### WHAT YOU ARE ASKED TO DO
Filter the listing down to the lines containing the word "hàng".
STORED DATA Block Start
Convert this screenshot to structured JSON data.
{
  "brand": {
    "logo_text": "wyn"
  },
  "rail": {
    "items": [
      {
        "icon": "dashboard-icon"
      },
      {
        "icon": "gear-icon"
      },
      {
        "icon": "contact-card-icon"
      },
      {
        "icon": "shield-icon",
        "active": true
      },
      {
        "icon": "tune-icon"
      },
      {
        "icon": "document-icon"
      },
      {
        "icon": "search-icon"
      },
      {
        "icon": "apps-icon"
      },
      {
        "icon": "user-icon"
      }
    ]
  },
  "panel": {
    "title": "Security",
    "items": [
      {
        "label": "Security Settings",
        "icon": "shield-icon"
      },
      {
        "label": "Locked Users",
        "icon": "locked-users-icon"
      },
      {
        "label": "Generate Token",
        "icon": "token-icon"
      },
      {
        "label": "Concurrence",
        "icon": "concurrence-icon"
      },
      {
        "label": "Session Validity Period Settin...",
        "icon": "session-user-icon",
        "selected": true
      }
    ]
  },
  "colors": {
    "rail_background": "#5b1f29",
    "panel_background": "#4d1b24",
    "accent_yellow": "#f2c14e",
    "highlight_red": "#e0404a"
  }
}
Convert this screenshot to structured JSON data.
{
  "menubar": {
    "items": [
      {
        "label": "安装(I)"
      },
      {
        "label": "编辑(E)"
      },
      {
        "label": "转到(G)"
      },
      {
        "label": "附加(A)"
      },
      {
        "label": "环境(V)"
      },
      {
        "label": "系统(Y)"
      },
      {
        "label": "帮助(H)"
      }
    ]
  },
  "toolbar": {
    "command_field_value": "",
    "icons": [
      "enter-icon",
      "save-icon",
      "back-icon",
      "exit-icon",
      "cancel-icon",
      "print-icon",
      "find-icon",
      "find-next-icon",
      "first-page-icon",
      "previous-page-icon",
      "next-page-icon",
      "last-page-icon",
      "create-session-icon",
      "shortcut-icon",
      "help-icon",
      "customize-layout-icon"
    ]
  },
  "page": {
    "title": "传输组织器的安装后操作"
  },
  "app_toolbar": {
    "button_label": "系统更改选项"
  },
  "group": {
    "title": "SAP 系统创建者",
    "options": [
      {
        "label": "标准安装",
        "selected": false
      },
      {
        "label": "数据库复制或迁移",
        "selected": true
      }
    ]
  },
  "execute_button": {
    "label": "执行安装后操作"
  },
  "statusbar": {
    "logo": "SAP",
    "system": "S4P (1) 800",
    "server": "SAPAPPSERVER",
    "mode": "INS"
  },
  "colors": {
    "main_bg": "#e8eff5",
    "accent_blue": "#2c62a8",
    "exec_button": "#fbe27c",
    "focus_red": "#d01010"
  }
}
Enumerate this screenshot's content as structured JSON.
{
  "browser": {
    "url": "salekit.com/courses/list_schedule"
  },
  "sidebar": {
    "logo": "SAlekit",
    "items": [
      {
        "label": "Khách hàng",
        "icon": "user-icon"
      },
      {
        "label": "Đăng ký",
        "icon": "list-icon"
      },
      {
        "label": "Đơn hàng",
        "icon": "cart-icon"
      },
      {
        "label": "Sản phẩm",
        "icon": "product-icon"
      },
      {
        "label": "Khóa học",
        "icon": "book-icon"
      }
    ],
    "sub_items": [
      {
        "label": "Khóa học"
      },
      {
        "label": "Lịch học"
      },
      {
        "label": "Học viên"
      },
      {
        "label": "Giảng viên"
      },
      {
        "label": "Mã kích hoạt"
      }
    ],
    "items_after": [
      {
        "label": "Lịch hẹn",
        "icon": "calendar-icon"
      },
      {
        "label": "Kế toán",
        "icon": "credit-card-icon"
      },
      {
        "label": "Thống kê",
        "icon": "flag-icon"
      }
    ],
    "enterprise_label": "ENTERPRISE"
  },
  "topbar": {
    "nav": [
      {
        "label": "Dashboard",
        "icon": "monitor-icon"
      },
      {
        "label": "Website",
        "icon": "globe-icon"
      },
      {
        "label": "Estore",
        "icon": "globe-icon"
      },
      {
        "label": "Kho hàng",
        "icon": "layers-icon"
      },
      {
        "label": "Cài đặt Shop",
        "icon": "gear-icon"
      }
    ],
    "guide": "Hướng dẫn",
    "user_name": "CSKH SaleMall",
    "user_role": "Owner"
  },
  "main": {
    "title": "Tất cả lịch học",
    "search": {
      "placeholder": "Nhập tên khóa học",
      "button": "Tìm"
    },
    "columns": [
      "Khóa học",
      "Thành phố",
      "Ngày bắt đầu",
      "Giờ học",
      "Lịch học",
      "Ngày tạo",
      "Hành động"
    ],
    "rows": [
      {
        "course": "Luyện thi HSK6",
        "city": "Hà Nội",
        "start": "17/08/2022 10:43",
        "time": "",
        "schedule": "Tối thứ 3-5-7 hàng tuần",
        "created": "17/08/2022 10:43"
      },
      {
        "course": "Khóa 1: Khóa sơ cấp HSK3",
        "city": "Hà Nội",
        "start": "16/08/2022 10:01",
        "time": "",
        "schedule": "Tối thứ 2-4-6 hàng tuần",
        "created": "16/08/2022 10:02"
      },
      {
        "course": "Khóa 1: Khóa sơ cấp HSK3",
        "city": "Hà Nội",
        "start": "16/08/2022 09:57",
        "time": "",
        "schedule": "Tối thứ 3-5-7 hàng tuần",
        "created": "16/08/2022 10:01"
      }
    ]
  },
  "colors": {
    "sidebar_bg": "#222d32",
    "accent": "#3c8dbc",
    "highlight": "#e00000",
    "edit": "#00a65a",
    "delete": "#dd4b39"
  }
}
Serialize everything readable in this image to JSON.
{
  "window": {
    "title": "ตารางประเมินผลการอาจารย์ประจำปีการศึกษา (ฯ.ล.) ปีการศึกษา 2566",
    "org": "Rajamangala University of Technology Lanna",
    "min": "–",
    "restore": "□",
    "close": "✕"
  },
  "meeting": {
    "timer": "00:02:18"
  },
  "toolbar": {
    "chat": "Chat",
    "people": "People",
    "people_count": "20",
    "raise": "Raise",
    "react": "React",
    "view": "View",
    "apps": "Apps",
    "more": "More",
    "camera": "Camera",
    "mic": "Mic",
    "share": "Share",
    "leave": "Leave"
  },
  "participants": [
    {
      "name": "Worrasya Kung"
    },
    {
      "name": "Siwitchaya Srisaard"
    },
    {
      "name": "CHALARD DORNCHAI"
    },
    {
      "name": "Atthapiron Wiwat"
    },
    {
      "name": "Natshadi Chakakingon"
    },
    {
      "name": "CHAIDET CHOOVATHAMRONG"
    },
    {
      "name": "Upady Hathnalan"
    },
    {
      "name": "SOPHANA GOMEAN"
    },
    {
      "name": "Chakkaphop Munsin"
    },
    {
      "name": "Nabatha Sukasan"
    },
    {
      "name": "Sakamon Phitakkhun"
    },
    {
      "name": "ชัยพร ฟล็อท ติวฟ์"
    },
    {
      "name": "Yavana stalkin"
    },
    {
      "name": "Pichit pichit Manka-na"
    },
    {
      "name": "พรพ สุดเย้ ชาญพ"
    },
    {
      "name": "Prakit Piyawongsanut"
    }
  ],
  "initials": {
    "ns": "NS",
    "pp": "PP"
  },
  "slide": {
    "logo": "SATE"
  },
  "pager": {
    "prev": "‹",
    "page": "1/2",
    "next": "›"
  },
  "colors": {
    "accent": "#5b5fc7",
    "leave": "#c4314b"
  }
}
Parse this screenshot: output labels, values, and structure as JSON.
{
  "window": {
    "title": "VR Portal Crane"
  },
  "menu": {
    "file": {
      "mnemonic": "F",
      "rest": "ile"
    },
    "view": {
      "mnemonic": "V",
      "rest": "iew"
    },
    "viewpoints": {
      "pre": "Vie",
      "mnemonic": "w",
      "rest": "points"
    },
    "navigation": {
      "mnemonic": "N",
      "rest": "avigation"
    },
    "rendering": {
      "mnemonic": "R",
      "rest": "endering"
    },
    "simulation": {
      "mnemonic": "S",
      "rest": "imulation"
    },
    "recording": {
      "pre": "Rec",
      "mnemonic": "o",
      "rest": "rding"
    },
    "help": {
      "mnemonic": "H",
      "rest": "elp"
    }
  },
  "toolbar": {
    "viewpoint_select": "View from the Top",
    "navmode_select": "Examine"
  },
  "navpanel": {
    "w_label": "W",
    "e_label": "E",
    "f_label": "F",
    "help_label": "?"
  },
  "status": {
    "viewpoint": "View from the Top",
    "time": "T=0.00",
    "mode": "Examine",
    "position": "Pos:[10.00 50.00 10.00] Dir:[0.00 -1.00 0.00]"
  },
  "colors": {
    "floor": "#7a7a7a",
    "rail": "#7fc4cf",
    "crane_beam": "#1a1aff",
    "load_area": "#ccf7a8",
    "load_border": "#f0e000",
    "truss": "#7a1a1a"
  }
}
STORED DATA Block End
### ANSWER BOX
        "label": "Khách hàng",
        "label": "Đơn hàng",
        "label": "Kho hàng",
        "schedule": "Tối thứ 3-5-7 hàng tuần",
        "schedule": "Tối thứ 2-4-6 hàng tuần",
        "schedule": "Tối thứ 3-5-7 hàng tuần",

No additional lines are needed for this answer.